##### Raw data
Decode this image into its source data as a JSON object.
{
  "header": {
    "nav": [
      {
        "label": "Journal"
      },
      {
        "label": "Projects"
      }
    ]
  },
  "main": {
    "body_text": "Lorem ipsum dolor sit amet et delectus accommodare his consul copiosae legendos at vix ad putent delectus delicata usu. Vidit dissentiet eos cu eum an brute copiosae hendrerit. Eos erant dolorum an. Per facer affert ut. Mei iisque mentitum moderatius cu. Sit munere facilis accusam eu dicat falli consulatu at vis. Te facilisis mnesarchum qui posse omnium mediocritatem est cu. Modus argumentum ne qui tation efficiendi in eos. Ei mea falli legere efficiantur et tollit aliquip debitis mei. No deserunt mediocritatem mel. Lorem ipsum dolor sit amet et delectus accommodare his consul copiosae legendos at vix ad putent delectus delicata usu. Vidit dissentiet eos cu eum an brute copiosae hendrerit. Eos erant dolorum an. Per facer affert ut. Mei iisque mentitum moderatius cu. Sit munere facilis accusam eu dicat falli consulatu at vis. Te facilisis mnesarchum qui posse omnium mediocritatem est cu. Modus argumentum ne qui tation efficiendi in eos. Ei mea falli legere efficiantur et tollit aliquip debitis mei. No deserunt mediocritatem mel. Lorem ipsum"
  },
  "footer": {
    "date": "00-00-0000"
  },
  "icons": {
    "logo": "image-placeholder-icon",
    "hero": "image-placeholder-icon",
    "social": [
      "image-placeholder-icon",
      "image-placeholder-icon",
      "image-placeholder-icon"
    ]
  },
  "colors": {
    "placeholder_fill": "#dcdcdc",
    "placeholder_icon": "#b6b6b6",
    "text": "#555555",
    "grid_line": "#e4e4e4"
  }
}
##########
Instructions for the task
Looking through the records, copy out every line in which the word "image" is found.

Task response
Decode this image into its source data as a JSON object.
    "logo": "image-placeholder-icon",
    "hero": "image-placeholder-icon",
      "image-placeholder-icon",
      "image-placeholder-icon",
      "image-placeholder-icon"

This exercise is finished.